WHAT YOU NEED TO DO: Copy the data below exactly, but not the pictures it contains.

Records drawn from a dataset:

=== Begin Enclosure ===

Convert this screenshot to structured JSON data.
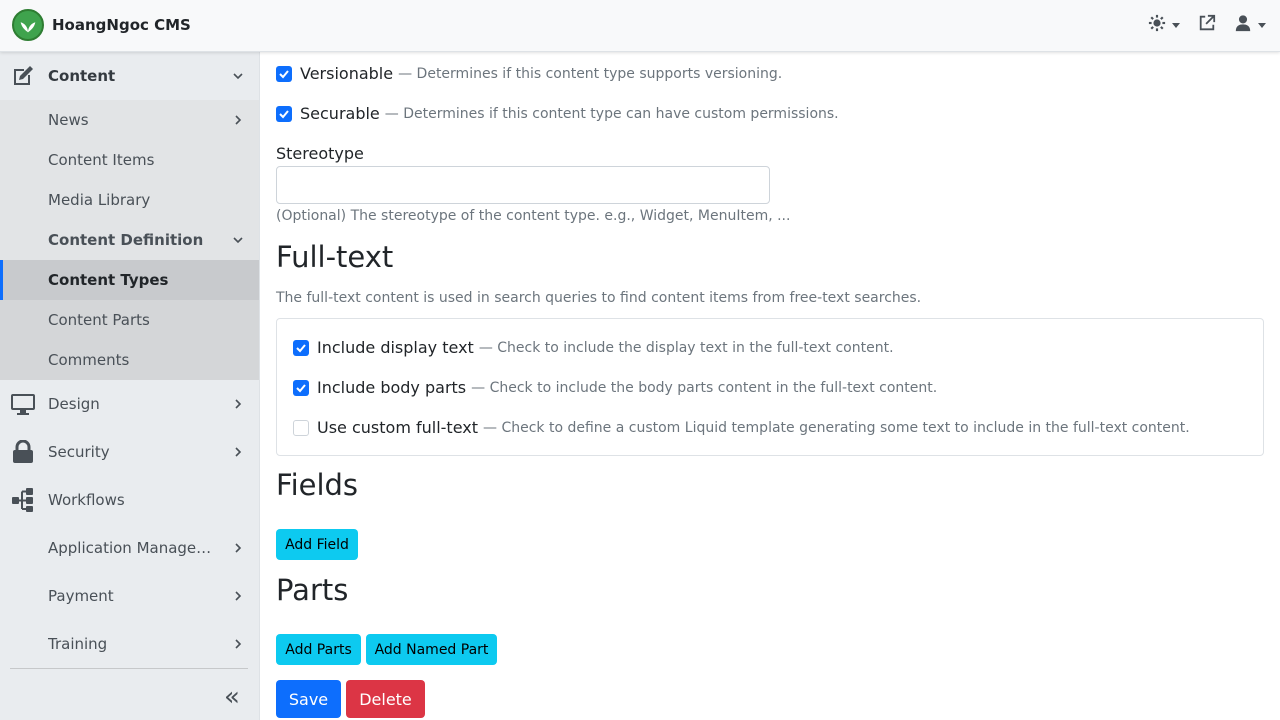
{
  "app": {
    "name": "HoangNgoc CMS",
    "colors": {
      "accent": "#0d6efd",
      "info": "#0dcaf0",
      "danger": "#dc3545",
      "brand": "#3fa34d"
    }
  },
  "topbar": {
    "actions": [
      {
        "icon": "theme-icon",
        "has_dropdown": true
      },
      {
        "icon": "external-link-icon",
        "has_dropdown": false
      },
      {
        "icon": "user-icon",
        "has_dropdown": true
      }
    ]
  },
  "sidebar": {
    "items": [
      {
        "label": "Content",
        "icon": "edit-icon",
        "expanded": true
      },
      {
        "label": "News"
      },
      {
        "label": "Content Items"
      },
      {
        "label": "Media Library"
      },
      {
        "label": "Content Definition",
        "expanded": true
      },
      {
        "label": "Content Types",
        "active": true
      },
      {
        "label": "Content Parts"
      },
      {
        "label": "Comments"
      },
      {
        "label": "Design",
        "icon": "monitor-icon"
      },
      {
        "label": "Security",
        "icon": "lock-icon"
      },
      {
        "label": "Workflows",
        "icon": "workflow-icon"
      },
      {
        "label": "Application Management"
      },
      {
        "label": "Payment"
      },
      {
        "label": "Training"
      }
    ],
    "collapse_glyph": "«"
  },
  "form": {
    "versionable": {
      "label": "Versionable",
      "hint": "— Determines if this content type supports versioning.",
      "checked": true
    },
    "securable": {
      "label": "Securable",
      "hint": "— Determines if this content type can have custom permissions.",
      "checked": true
    },
    "stereotype": {
      "label": "Stereotype",
      "value": "",
      "help": "(Optional) The stereotype of the content type. e.g., Widget, MenuItem, ..."
    }
  },
  "fulltext": {
    "heading": "Full-text",
    "description": "The full-text content is used in search queries to find content items from free-text searches.",
    "options": [
      {
        "label": "Include display text",
        "hint": "— Check to include the display text in the full-text content.",
        "checked": true
      },
      {
        "label": "Include body parts",
        "hint": "— Check to include the body parts content in the full-text content.",
        "checked": true
      },
      {
        "label": "Use custom full-text",
        "hint": "— Check to define a custom Liquid template generating some text to include in the full-text content.",
        "checked": false
      }
    ]
  },
  "fields": {
    "heading": "Fields",
    "add_label": "Add Field"
  },
  "parts": {
    "heading": "Parts",
    "add_label": "Add Parts",
    "add_named_label": "Add Named Part"
  },
  "actions": {
    "save_label": "Save",
    "delete_label": "Delete"
  }
}
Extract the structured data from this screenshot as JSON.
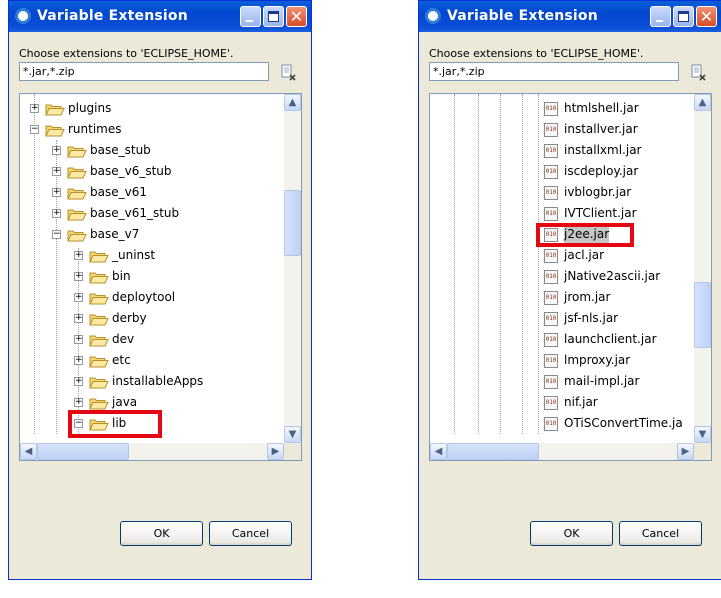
{
  "dialogs": [
    {
      "title": "Variable Extension",
      "prompt": "Choose extensions to 'ECLIPSE_HOME'.",
      "filter_value": "*.jar,*.zip",
      "ok_label": "OK",
      "cancel_label": "Cancel",
      "tree": [
        {
          "label": "plugins",
          "kind": "folder",
          "depth": 0,
          "expander": "+"
        },
        {
          "label": "runtimes",
          "kind": "folder",
          "depth": 0,
          "expander": "-"
        },
        {
          "label": "base_stub",
          "kind": "folder",
          "depth": 1,
          "expander": "+"
        },
        {
          "label": "base_v6_stub",
          "kind": "folder",
          "depth": 1,
          "expander": "+"
        },
        {
          "label": "base_v61",
          "kind": "folder",
          "depth": 1,
          "expander": "+"
        },
        {
          "label": "base_v61_stub",
          "kind": "folder",
          "depth": 1,
          "expander": "+"
        },
        {
          "label": "base_v7",
          "kind": "folder",
          "depth": 1,
          "expander": "-"
        },
        {
          "label": "_uninst",
          "kind": "folder",
          "depth": 2,
          "expander": "+"
        },
        {
          "label": "bin",
          "kind": "folder",
          "depth": 2,
          "expander": "+"
        },
        {
          "label": "deploytool",
          "kind": "folder",
          "depth": 2,
          "expander": "+"
        },
        {
          "label": "derby",
          "kind": "folder",
          "depth": 2,
          "expander": "+"
        },
        {
          "label": "dev",
          "kind": "folder",
          "depth": 2,
          "expander": "+"
        },
        {
          "label": "etc",
          "kind": "folder",
          "depth": 2,
          "expander": "+"
        },
        {
          "label": "installableApps",
          "kind": "folder",
          "depth": 2,
          "expander": "+"
        },
        {
          "label": "java",
          "kind": "folder",
          "depth": 2,
          "expander": "+"
        },
        {
          "label": "lib",
          "kind": "folder",
          "depth": 2,
          "expander": "-",
          "highlighted": true
        }
      ]
    },
    {
      "title": "Variable Extension",
      "prompt": "Choose extensions to 'ECLIPSE_HOME'.",
      "filter_value": "*.jar,*.zip",
      "ok_label": "OK",
      "cancel_label": "Cancel",
      "tree": [
        {
          "label": "htmlshell.jar",
          "kind": "file"
        },
        {
          "label": "installver.jar",
          "kind": "file"
        },
        {
          "label": "installxml.jar",
          "kind": "file"
        },
        {
          "label": "iscdeploy.jar",
          "kind": "file"
        },
        {
          "label": "ivblogbr.jar",
          "kind": "file"
        },
        {
          "label": "IVTClient.jar",
          "kind": "file"
        },
        {
          "label": "j2ee.jar",
          "kind": "file",
          "selected": true,
          "highlighted": true
        },
        {
          "label": "jacl.jar",
          "kind": "file"
        },
        {
          "label": "jNative2ascii.jar",
          "kind": "file"
        },
        {
          "label": "jrom.jar",
          "kind": "file"
        },
        {
          "label": "jsf-nls.jar",
          "kind": "file"
        },
        {
          "label": "launchclient.jar",
          "kind": "file"
        },
        {
          "label": "lmproxy.jar",
          "kind": "file"
        },
        {
          "label": "mail-impl.jar",
          "kind": "file"
        },
        {
          "label": "nif.jar",
          "kind": "file"
        },
        {
          "label": "OTiSConvertTime.ja",
          "kind": "file"
        }
      ]
    }
  ],
  "colors": {
    "highlight": "#e30613",
    "titlebar": "#0247cf",
    "dialog_bg": "#ece9d8"
  }
}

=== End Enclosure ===

TASK RESPONSE:
Convert this screenshot to structured JSON data.
{
  "app": {
    "name": "HoangNgoc CMS",
    "colors": {
      "accent": "#0d6efd",
      "info": "#0dcaf0",
      "danger": "#dc3545",
      "brand": "#3fa34d"
    }
  },
  "topbar": {
    "actions": [
      {
        "icon": "theme-icon",
        "has_dropdown": true
      },
      {
        "icon": "external-link-icon",
        "has_dropdown": false
      },
      {
        "icon": "user-icon",
        "has_dropdown": true
      }
    ]
  },
  "sidebar": {
    "items": [
      {
        "label": "Content",
        "icon": "edit-icon",
        "expanded": true
      },
      {
        "label": "News"
      },
      {
        "label": "Content Items"
      },
      {
        "label": "Media Library"
      },
      {
        "label": "Content Definition",
        "expanded": true
      },
      {
        "label": "Content Types",
        "active": true
      },
      {
        "label": "Content Parts"
      },
      {
        "label": "Comments"
      },
      {
        "label": "Design",
        "icon": "monitor-icon"
      },
      {
        "label": "Security",
        "icon": "lock-icon"
      },
      {
        "label": "Workflows",
        "icon": "workflow-icon"
      },
      {
        "label": "Application Management"
      },
      {
        "label": "Payment"
      },
      {
        "label": "Training"
      }
    ],
    "collapse_glyph": "«"
  },
  "form": {
    "versionable": {
      "label": "Versionable",
      "hint": "— Determines if this content type supports versioning.",
      "checked": true
    },
    "securable": {
      "label": "Securable",
      "hint": "— Determines if this content type can have custom permissions.",
      "checked": true
    },
    "stereotype": {
      "label": "Stereotype",
      "value": "",
      "help": "(Optional) The stereotype of the content type. e.g., Widget, MenuItem, ..."
    }
  },
  "fulltext": {
    "heading": "Full-text",
    "description": "The full-text content is used in search queries to find content items from free-text searches.",
    "options": [
      {
        "label": "Include display text",
        "hint": "— Check to include the display text in the full-text content.",
        "checked": true
      },
      {
        "label": "Include body parts",
        "hint": "— Check to include the body parts content in the full-text content.",
        "checked": true
      },
      {
        "label": "Use custom full-text",
        "hint": "— Check to define a custom Liquid template generating some text to include in the full-text content.",
        "checked": false
      }
    ]
  },
  "fields": {
    "heading": "Fields",
    "add_label": "Add Field"
  },
  "parts": {
    "heading": "Parts",
    "add_label": "Add Parts",
    "add_named_label": "Add Named Part"
  },
  "actions": {
    "save_label": "Save",
    "delete_label": "Delete"
  }
}
Extract the structured data from this screenshot as JSON.
{
  "dialogs": [
    {
      "title": "Variable Extension",
      "prompt": "Choose extensions to 'ECLIPSE_HOME'.",
      "filter_value": "*.jar,*.zip",
      "ok_label": "OK",
      "cancel_label": "Cancel",
      "tree": [
        {
          "label": "plugins",
          "kind": "folder",
          "depth": 0,
          "expander": "+"
        },
        {
          "label": "runtimes",
          "kind": "folder",
          "depth": 0,
          "expander": "-"
        },
        {
          "label": "base_stub",
          "kind": "folder",
          "depth": 1,
          "expander": "+"
        },
        {
          "label": "base_v6_stub",
          "kind": "folder",
          "depth": 1,
          "expander": "+"
        },
        {
          "label": "base_v61",
          "kind": "folder",
          "depth": 1,
          "expander": "+"
        },
        {
          "label": "base_v61_stub",
          "kind": "folder",
          "depth": 1,
          "expander": "+"
        },
        {
          "label": "base_v7",
          "kind": "folder",
          "depth": 1,
          "expander": "-"
        },
        {
          "label": "_uninst",
          "kind": "folder",
          "depth": 2,
          "expander": "+"
        },
        {
          "label": "bin",
          "kind": "folder",
          "depth": 2,
          "expander": "+"
        },
        {
          "label": "deploytool",
          "kind": "folder",
          "depth": 2,
          "expander": "+"
        },
        {
          "label": "derby",
          "kind": "folder",
          "depth": 2,
          "expander": "+"
        },
        {
          "label": "dev",
          "kind": "folder",
          "depth": 2,
          "expander": "+"
        },
        {
          "label": "etc",
          "kind": "folder",
          "depth": 2,
          "expander": "+"
        },
        {
          "label": "installableApps",
          "kind": "folder",
          "depth": 2,
          "expander": "+"
        },
        {
          "label": "java",
          "kind": "folder",
          "depth": 2,
          "expander": "+"
        },
        {
          "label": "lib",
          "kind": "folder",
          "depth": 2,
          "expander": "-",
          "highlighted": true
        }
      ]
    },
    {
      "title": "Variable Extension",
      "prompt": "Choose extensions to 'ECLIPSE_HOME'.",
      "filter_value": "*.jar,*.zip",
      "ok_label": "OK",
      "cancel_label": "Cancel",
      "tree": [
        {
          "label": "htmlshell.jar",
          "kind": "file"
        },
        {
          "label": "installver.jar",
          "kind": "file"
        },
        {
          "label": "installxml.jar",
          "kind": "file"
        },
        {
          "label": "iscdeploy.jar",
          "kind": "file"
        },
        {
          "label": "ivblogbr.jar",
          "kind": "file"
        },
        {
          "label": "IVTClient.jar",
          "kind": "file"
        },
        {
          "label": "j2ee.jar",
          "kind": "file",
          "selected": true,
          "highlighted": true
        },
        {
          "label": "jacl.jar",
          "kind": "file"
        },
        {
          "label": "jNative2ascii.jar",
          "kind": "file"
        },
        {
          "label": "jrom.jar",
          "kind": "file"
        },
        {
          "label": "jsf-nls.jar",
          "kind": "file"
        },
        {
          "label": "launchclient.jar",
          "kind": "file"
        },
        {
          "label": "lmproxy.jar",
          "kind": "file"
        },
        {
          "label": "mail-impl.jar",
          "kind": "file"
        },
        {
          "label": "nif.jar",
          "kind": "file"
        },
        {
          "label": "OTiSConvertTime.ja",
          "kind": "file"
        }
      ]
    }
  ],
  "colors": {
    "highlight": "#e30613",
    "titlebar": "#0247cf",
    "dialog_bg": "#ece9d8"
  }
}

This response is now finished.